Next week’s posting will focus on tying the common sense mindset laid out here to why we must proceed cautiously and judiciously with any grand schemes, like Cap and Trade to lower green house gas emissions.

Your respectful reactions and comments are always welcome.

Thursday, February 5, 2009

Minnesota is Making Progress on Climate

I read January’s report, Progress in Addressing Climate Change, (See:
the biennial greenhouse gas emissions reduction report to the Minnesota Legislature prepared by the Department of Commerce and Pollution Control Agency. It’s an impressive report, telling a very positive and informative story.

It is good that the Senate will be holding a hearing on the report next week since the report documents what the state’s progress reducing greenhouse gas emissions, the status of the state’s GHGs today, and lays a path for achieving the state’s reduction goals.

In 2005, the baseline year, Minnesota emitted 154 million tons of GHGs. The statutory goal is to reduce GHG emissions by 15% below 2005 by 2015 or down to 130.9 GHG emissions. This means a reduction of 23.1 million GHGs from the 2005 level is needed.

First, and most importantly, the report says that “between 2005 and 2006, greenhouse gas emissions from Minnesota sources declined by about 2 million CO2-equivalent short tons,” (page 4). Said another way: in 2006 Minnesota emitted 152.2 million GHGs or 2 million GHGs less than in 2005.

The second thing the report says is that, “Minnesota is roughly on track to meet the 2015 GHG reduction goal” (page 7) established in the 2007 law largely because of the actions the state has already taken. The actions include:
• The enhanced energy efficiency program which will effectively double the amount of energy savings achieved from 2006 levels yielding about 6 million tons of GHG savings by 2015 according to Minnesota Climate Change Advisory Group (MCCAG; see;
• The dramatic increase in electricity from renewables from the state’s renewable energy standard will result in about 7.72 million GHG savings by 2015 according to the MCCAG;
• Xcel’s $1Billion Metropolitan Emissions Reduction Projects that converts a couple old coal plants to natural gas will reduce GHG emissions 4.52 million tons per year in 2015; and
• Increases in ethanol and biodiesel usage resulting from our E10 to E20 and B2 to B5 and beyond requirements, which will result in savings of 1.4 million tons of GHGs by 2015.

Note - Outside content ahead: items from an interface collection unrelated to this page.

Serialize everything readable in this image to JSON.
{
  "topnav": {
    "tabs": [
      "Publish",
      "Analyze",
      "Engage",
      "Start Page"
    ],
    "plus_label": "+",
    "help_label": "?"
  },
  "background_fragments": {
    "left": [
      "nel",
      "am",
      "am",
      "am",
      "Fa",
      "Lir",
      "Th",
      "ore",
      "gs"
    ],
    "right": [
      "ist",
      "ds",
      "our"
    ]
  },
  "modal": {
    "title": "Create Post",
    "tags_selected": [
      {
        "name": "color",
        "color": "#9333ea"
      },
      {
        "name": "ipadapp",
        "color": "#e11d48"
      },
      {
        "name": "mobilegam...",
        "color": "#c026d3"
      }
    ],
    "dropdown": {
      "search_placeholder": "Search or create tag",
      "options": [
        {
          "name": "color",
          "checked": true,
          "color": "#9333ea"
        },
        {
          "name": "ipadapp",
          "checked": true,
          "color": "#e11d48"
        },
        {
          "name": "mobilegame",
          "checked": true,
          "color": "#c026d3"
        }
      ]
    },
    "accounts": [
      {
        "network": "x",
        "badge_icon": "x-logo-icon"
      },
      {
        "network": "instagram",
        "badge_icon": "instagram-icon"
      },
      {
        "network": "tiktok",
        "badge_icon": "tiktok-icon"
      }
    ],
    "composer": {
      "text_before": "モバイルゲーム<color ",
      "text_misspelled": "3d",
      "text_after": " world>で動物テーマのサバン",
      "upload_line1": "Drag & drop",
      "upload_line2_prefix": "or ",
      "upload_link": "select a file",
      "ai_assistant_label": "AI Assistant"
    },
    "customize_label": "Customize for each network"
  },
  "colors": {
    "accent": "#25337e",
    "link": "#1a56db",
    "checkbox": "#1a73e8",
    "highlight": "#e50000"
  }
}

The aggregate GHG reductions from these four actions will be about 19.65 million tons by 2015. So, to meet the statutory goal of 15% below 2005 levels by 2015 or reduce our annual emissions by 23.1 million tons, we need to make sure we implement the actions already underway and add actions that will achieve 3.45 million tons of reductions….and this does not give us credit for the 2 million tons of reduction achieved so far.

On pages 24-5 of the OES/PCA report there are some very good suggestions for the how to do this. For example they recommend repealing Minnesota’s nuclear moratorium and adopting more energy efficient appliance standards, which the MCCAG says would save 0.8 million tons of GHGs by 2015. But as one digs deeper into the report, the big GHG savings come from two activities recommended by the MCCAG that Minnesota is already working on:
• Improving recycling programs which could result in almost 3 million tons of annual GHG savings in 2015, and
• Better managing of the state’s forests through improved forestation, restocking and reducing the amount of forest lands that are lost to other uses. This could save almost 6 million tons of GHGs by 2015.

These two activities far exceed all the other ideas offered by the MCCAG…yet they are not getting the attention they deserve.

Thus, to summarize: Minnesota’s GHG emissions are already going down; the efforts to meet and exceed the 15% by 2015 reduction goals are already underway through the enhanced energy efficiency program, the renewable energy standard, converting coal to natural gas and increasing the use of biofuels and that the next best opportunities to reduce GHG emissions are by improving recycling and forestry. These are the places that the Legislature needs to focus on.